Station and Alternate Master Control Station. Also, the OCX upgrades the U.S. Air Force and National Geospatial Intelligence Agency (NGA) monitor stations
and modifies the existing ground antennas. Furthermore, the OCX provides monitoring of all current GPS signals as well as
the new L1C, L2C, L5, and M-Code signals. The Raytheon
production team includes Boeing,
Braxton Technologies, Infinity Systems Engineering, and the Jet Propulsion Laboratory.
In February 2010, the Air Force awarded Raytheon an initial contract of $886 million to develop the new OCX element of the GPS to improve the accuracy and availability of GPS navigation signals. The initial 73-month contract, among other things, calls for development and installation of hardware and software at GPS control stations at Schriever Air Force Base (AFB) in Colorado and Vandenberg AFB in California.
The unit cost of a GPS IIIA satellite is $204.94 million (in 2012).
The GPS constellation provides worldwide positioning, navigation, and precise time to military and civilian users.
FY 12 budget funds will sustain the GPS constellation with the assembly and launch of replenishment satellites. Continues the development and production of the GPS IIIA system (the next generation GPS satellite) as well as development of the ground control system.
Funds in the amount of $492.9 million will purchase two GPS IIIA satellites (SV-5 and SV-6).

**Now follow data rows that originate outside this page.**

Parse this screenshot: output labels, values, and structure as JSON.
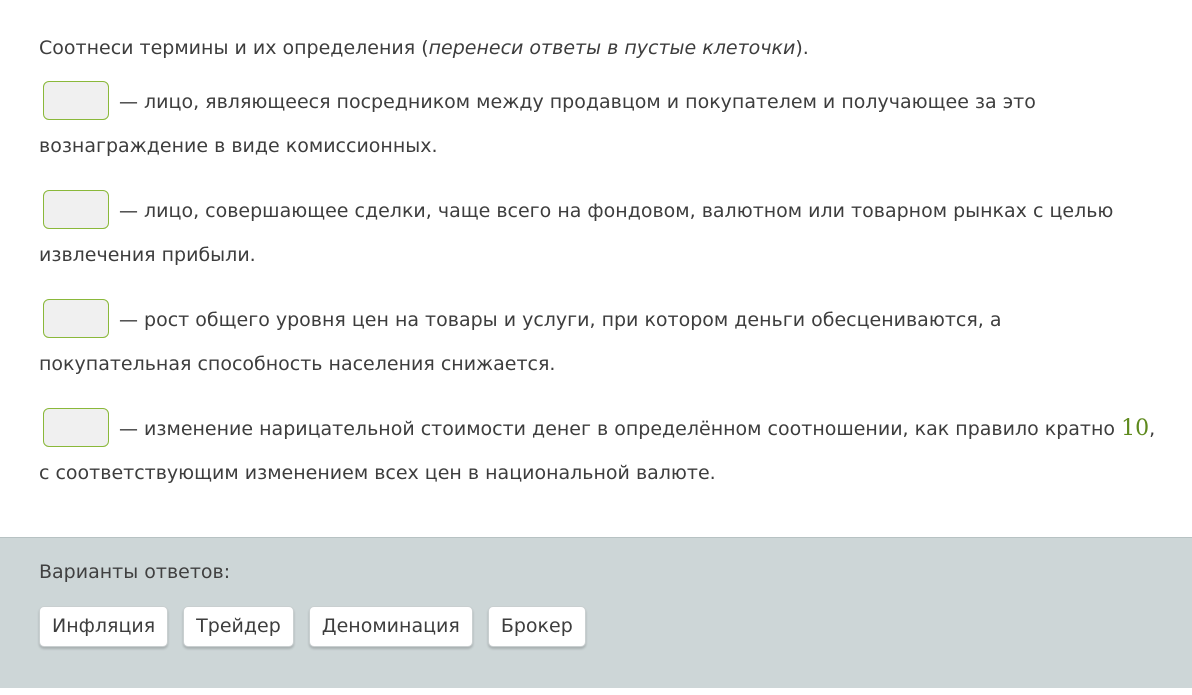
{
  "task": {
    "instruction_main": "Соотнеси термины и их определения (",
    "instruction_italic": "перенеси ответы в пустые клеточки",
    "instruction_end": ")."
  },
  "items": [
    {
      "text_before": "— лицо, являющееся посредником между продавцом и покупателем и получающее за это вознаграждение в виде комиссионных."
    },
    {
      "text_before": "— лицо, совершающее сделки, чаще всего на фондовом, валютном или товарном рынках с целью извлечения прибыли."
    },
    {
      "text_before": "— рост общего уровня цен на товары и услуги, при котором деньги обесцениваются, а покупательная способность населения снижается."
    },
    {
      "text_before": "— изменение нарицательной стоимости денег в определённом соотношении, как правило кратно ",
      "number": "10",
      "text_after": ", с соответствующим изменением всех цен в национальной валюте."
    }
  ],
  "answers": {
    "title": "Варианты ответов:",
    "options": [
      "Инфляция",
      "Трейдер",
      "Деноминация",
      "Брокер"
    ]
  }
}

Also, FY 13 continues the development of the next generation GPS ground control system GPS OCX.
For more information, click to see the FY 2013 DoD GPS III Budget.
FY 13 also provides funds in the amount of $58.2 million required for Global Positioning System (GPS) Block IIF satellite launch and on-orbit support, including satellite transportation from the factory to the launch site, launch processing and booster integration, launch operations, and on-orbit checkout and operations. For more information, click to see the FY 2013 DoD GPS II Budget.
Source: U.S. Department of Defense (DoD), Lockheed Martin Corp.,
and Raytheon Company
Last Update: February 25, 2013.
By Joakim Kasper Oestergaard (www.kostergaard.com)
Lockheed Martin's GPS Site: GPS Satellite IIIA
Raytheon's GPS Site: OCX Advanced Control System
YouTube: Global Positioning System | YouTube Videos
Brochure: Lockheed Martin GPS IIIA | Brochure
Fact Sheet: Lockheed Martin GPS IIIA | Fact Sheet
Fact Sheet: Raytheon GPS OCX | Fact Sheet
GPS U.S. Defense Budget Charts:
Primary Function: Constellation of satellites that provide navigational data to military and civilian users